Coca-Cola executives had hoped to reverse that disturbing trend by introducing the new Coke.
Tests conducted by Coca-Cola before the introduction indicated that 55% of 190,000 respondents preferred the new Coke. However, a recent survey by Leo J. Shapiro, a Chicago research firm, showed that 59% of soft drink buyers who have tasted it say that the original formula is better.
Coca-Cola reported that sales of Coke were 8% higher in May, the first month the new Coke was offered, than during the same month a year ago. But analysts say that the increase could have stemmed from a variety of factors, including the one-time sampling of the new beverage by curiosity seekers and the hoarding of both the new and old Coke brands.
‘Looking Like Heroes’
“The jury’s still out on whether Coke is going to be a hit or not,” said Larry Jabbonsky, editor of Beverage World, a Great Neck, N.Y.-based industry trade magazine. “I think (Coca-Cola Classic) will be a plus for the Coke system overall because they come out looking like heroes by giving the people what they want.”
Alan Kaplan, an analyst at Merrill Lynch in New York, countered: “They knew years ago they should have changed the (Coke) formula--that young cola drinkers like sweeter drinks, and that’s where they were losing to Pepsi. In retrospect, they should have just sweetened it without a lot of fuss. Pepsi, after all, has made several changes in Diet Pepsi over the last few years without big fanfare.”
“We are frankly not surprised about it,” Pepsi spokesman Ken Ross said of the Coke change. “It’s quite clear that people across the country don’t like the new Coke. What does surprise us is that they are bothering to keep this new Coke on the shelves at all.”

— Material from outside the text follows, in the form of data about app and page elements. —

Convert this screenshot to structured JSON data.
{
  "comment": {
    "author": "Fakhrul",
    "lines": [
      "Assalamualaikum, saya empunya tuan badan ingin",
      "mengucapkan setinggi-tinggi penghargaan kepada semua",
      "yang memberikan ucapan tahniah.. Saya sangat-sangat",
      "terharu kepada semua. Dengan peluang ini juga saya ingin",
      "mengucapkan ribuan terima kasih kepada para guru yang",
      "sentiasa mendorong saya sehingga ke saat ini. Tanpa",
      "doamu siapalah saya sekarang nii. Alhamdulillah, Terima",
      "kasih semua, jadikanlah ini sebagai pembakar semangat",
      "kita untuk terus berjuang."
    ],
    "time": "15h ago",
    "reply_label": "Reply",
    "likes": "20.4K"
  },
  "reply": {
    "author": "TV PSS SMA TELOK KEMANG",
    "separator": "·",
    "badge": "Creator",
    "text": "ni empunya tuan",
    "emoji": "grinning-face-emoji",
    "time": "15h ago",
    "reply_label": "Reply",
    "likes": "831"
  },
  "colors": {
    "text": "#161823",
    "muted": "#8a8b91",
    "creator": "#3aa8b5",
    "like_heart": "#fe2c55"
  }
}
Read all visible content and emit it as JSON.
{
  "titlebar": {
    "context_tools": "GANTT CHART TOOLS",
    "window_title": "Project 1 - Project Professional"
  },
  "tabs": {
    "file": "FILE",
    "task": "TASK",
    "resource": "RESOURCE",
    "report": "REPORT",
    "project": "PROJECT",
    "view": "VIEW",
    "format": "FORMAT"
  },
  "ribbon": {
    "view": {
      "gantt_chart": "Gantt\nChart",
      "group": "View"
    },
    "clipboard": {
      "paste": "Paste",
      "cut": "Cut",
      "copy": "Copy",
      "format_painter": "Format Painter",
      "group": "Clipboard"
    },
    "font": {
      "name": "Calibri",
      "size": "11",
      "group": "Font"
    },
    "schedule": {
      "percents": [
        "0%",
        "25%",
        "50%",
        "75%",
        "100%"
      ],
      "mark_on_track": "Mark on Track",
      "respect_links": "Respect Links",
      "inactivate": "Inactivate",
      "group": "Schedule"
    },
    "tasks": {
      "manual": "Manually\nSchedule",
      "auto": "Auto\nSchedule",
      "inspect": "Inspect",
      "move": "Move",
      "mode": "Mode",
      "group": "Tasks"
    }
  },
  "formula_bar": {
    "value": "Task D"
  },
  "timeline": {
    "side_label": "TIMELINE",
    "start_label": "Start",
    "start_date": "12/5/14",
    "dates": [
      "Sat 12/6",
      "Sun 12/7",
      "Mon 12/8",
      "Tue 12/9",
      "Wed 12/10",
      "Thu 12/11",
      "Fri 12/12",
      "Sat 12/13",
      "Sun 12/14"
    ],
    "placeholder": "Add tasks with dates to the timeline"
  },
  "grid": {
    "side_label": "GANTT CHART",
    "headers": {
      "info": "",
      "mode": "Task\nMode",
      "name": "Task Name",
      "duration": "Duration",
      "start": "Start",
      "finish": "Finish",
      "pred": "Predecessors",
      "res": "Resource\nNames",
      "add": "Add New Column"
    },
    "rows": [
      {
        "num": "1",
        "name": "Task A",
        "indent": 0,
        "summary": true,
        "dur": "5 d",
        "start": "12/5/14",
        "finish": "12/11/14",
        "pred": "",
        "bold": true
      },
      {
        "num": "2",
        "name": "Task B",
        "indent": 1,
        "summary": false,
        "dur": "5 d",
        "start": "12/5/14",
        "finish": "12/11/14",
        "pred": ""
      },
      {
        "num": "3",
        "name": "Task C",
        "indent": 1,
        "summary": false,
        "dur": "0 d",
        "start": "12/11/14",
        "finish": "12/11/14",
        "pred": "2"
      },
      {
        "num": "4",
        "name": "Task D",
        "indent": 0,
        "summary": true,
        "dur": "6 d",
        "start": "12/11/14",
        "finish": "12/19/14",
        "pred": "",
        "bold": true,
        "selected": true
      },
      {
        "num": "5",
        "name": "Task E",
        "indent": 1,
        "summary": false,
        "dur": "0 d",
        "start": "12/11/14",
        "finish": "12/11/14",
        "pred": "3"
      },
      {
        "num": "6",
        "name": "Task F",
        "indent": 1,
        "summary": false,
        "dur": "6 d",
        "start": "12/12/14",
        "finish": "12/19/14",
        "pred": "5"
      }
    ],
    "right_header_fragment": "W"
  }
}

The proliferating number of soft drinks from Coca-Cola and other beverage makers will stiffen competition for shelf space. Although Pepsi now leads in supermarket sales, Coke has maintained its preeminence by amassing an immense lead in overseas distribution and domestic fountain sales.
May Be Losing Edge
But some believe that Coca-Cola might be losing its marketing edge.
James W. Harralson, executive vice president and chief operating officer of Royal Crown Cola Co., which recently began a $10-million advertising campaign, said: “Coca-Cola’s . . . decision to reintroduce its old formula . . . will confuse and frustrate consumers, who will be anxious to try a new brand entirely.
“Coke has hurt its credibility both with consumers and its bottlers, who must be wondering if a third Coke will be introduced when this plan also fails.”
Staff writers Kathleen Day in New York and Heidi Evans in Orange County contributed to this story.
Get our Essential Politics newsletter
The latest news, analysis and insights from our politics team.
You may occasionally receive promotional content from the Los Angeles Times.